The statistics don’t lie: a Nielsen Global Trust in Advertising Report released in 2015 and still cited today (because the numbers haven’t changed much) revealed that about 83% of the interviewees would recommend a company they trust to others and consumer opinions posted online (aka reviews) ranked at a whopping 60%. You will also want to read the cited report to see how customers view traditional advertising too.
Reviews can influence purchase decisions, so it’s in your best interest to address them, positive or negative, as soon as they are posted. Do not hide behind the “no time, no money” excuse. In the long run, a bad review can cost you more than hiring a professional to monitor and reply. As we often advise, respond to all reviews, good or bad. You establish trust by putting all your customers first, whether they are happy or discontented. Reward positive reviews and promise to improve when clients complain about certain issues to make the trust barometer rise.
Also, always remember that by addressing negative feedback instead of blocking or removing it, you are showing people that you have nothing to hide, that you are open to criticism, and therefore, that you are trustworthy. Do NOT remove negative reviews unless they are fake.
The security you should care about
There’s no “security” online. There. I said it. There are, however, steps to take to make your clients feel better about entrusting you with personal information such as credit card numbers, addresses, passwords, and the like.
Google already demands (as opposed to recommends) for you to use HTTPS (Hypertext Transfer Protocol Secure) to protect “the integrity and confidentiality of data between the user’s computer and the site,” and they are starting to block sites that do not comply in the Chrome browser.
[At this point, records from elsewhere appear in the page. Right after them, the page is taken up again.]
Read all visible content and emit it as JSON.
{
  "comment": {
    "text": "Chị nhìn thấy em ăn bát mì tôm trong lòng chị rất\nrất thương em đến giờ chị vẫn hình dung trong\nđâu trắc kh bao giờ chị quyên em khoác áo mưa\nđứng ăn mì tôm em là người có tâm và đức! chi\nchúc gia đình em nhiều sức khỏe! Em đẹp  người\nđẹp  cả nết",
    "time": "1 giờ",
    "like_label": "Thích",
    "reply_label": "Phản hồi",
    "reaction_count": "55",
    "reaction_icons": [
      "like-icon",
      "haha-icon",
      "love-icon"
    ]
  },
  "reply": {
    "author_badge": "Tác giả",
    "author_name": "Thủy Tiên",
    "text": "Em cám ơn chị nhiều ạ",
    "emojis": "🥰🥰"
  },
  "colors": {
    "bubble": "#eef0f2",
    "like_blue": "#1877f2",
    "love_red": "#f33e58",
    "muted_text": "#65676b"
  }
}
While in the past it was recommended that hoteliers have at least their booking engine HTTPS compliant, now it is imperative that their whole sites comply.
The moment Google displays a red flag in relation to your site, you lose: direct customers and search engine rankings at the same time, which, in turn, will destroy your reputation (and hard-earned trust) in the long term.
Have a clear site security policy in place to let customers know what to expect and to avoidlitigations. Keep in mind that Internet trust is at an all time low, and any business with a data breach my suffer irreparable damages. The 2016 Global Internet Report by the Internet Society stated that about 60% of users would likely not do business with a company which had suffered a data breach and that according to the Online Trust Alliance, 93 percent of breaches are preventable.
And do not be surprised that we are mentioning security here. It’s 2017, and 89% of hotel websites don’t use HTTPS (!). If you own one of these websites, you should reconsider your strategy. FAST. Besides, as all statistics confirm, secure, trustworthy sites bring more direct bookings.